## [TO DO]
Identify every line in the records below that contains the word "consectetur", and copy each of those lines.

## [TASK DATA]
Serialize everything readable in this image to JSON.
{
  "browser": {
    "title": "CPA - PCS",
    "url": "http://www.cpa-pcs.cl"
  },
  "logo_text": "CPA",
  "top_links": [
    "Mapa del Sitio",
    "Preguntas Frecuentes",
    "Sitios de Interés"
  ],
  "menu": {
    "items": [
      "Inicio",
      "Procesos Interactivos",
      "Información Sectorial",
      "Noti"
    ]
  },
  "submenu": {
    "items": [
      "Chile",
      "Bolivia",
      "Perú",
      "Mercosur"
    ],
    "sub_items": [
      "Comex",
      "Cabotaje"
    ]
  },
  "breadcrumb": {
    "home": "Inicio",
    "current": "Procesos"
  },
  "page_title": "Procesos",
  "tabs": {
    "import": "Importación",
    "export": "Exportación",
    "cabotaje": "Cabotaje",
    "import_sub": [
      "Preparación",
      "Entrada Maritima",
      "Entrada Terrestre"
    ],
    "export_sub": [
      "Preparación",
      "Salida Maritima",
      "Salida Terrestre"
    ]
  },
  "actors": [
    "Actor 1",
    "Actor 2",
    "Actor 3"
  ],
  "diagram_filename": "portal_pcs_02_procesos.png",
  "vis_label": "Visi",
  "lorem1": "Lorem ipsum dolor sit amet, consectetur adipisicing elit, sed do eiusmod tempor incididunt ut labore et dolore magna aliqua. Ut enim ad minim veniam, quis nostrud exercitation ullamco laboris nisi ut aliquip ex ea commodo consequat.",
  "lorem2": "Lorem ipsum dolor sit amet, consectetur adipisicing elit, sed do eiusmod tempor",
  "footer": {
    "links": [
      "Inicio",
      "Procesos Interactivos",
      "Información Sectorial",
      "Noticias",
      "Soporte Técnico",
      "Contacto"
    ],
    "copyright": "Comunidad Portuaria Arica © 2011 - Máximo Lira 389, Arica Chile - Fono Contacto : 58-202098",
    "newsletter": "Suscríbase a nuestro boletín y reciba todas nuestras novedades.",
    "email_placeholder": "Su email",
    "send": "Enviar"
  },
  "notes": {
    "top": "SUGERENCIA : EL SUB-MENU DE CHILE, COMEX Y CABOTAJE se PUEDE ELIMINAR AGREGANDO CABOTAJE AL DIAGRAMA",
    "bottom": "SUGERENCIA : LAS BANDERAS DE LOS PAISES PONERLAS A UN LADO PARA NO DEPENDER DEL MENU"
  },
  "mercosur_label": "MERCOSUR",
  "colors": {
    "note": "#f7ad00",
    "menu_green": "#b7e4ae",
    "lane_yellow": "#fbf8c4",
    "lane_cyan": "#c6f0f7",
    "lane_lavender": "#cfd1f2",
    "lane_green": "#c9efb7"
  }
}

## [RESPONSE AREA]
  "lorem1": "Lorem ipsum dolor sit amet, consectetur adipisicing elit, sed do eiusmod tempor incididunt ut labore et dolore magna aliqua. Ut enim ad minim veniam, quis nostrud exercitation ullamco laboris nisi ut aliquip ex ea commodo consequat.",
  "lorem2": "Lorem ipsum dolor sit amet, consectetur adipisicing elit, sed do eiusmod tempor",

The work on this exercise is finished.